The Food Market on the historic square of Gonzales is part BBQ joint and part convenience store. Pass through the glass door and you’ll hear a hum of activity as you walk toward the large glass-faced cases that display the plethora of smoked meats available. Behind the counter to take your order will most likely be Richard Lopez, the third-generation owner. (A great oral history of the joint from Mr. Lopez himself can be found here.) This joint was our eighth stop of the day, so we were doing well to fit any more meat in our stomachs. I’d heard from so many sources that this joint was good, but it’s never made it into the heralded Texas Monthly Top 50, so I was skeptical.
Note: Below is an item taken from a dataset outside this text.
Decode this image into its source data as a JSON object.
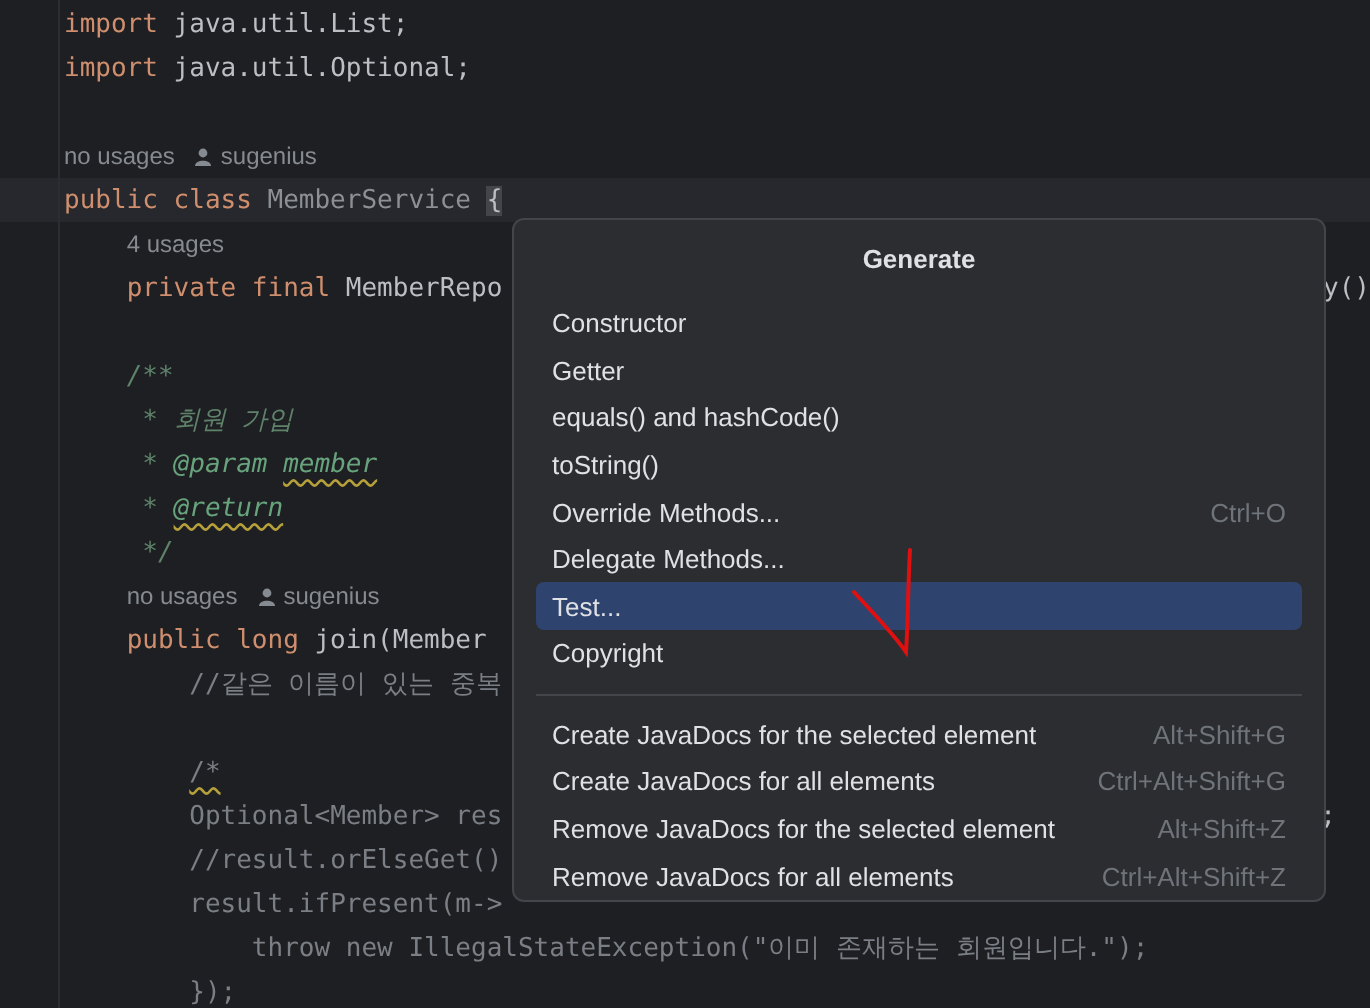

I swore to my companions that I would order the minimum required to get a taste, but the prominently displayed meats and the delightful aromas changed all that. I ordered a plate of sliced brisket, spare ribs, and sausage. I finally got to snap a shot of the brisket after we’d polished off most of the other meat…it was that good.
A crispy, almost candy crust coated the brisket. The texture was as if the meat had dried out, but these slices were perfectly moist and tender with perfectly rendered fat. The crust’s flavor was also smoky, as was each slice from top to bottom. We later learned from a clipping on the wall that the crust was formed by smoking the briskets in a pan that captures the rendered fat and juices. The brisket is then seared in this pan during the cooking process to get that wonderful crust. The ribs were equally as good, if not as complex. There was little rub, but the wonderfully smoky flavor ran through the moist, if not incredibly tender meat. Each bite just made me want another despite the lack of gastric real estate. The sausage was run-down-your-chin juicy (fatty) with lingering heat not reminiscent of anything else in the area. The meat had a fine grind, and the casings had good snap. Of the joints tried on this day, Gonzales Food Market was the only place that nailed every meat. This joint should be considered a must try for anyone traveling the Central Texas BBQ trail, and how it has never cracked the Top 50, I can’t begin to know.
(This review originally appeared on Full Custom Gospel BBQ.)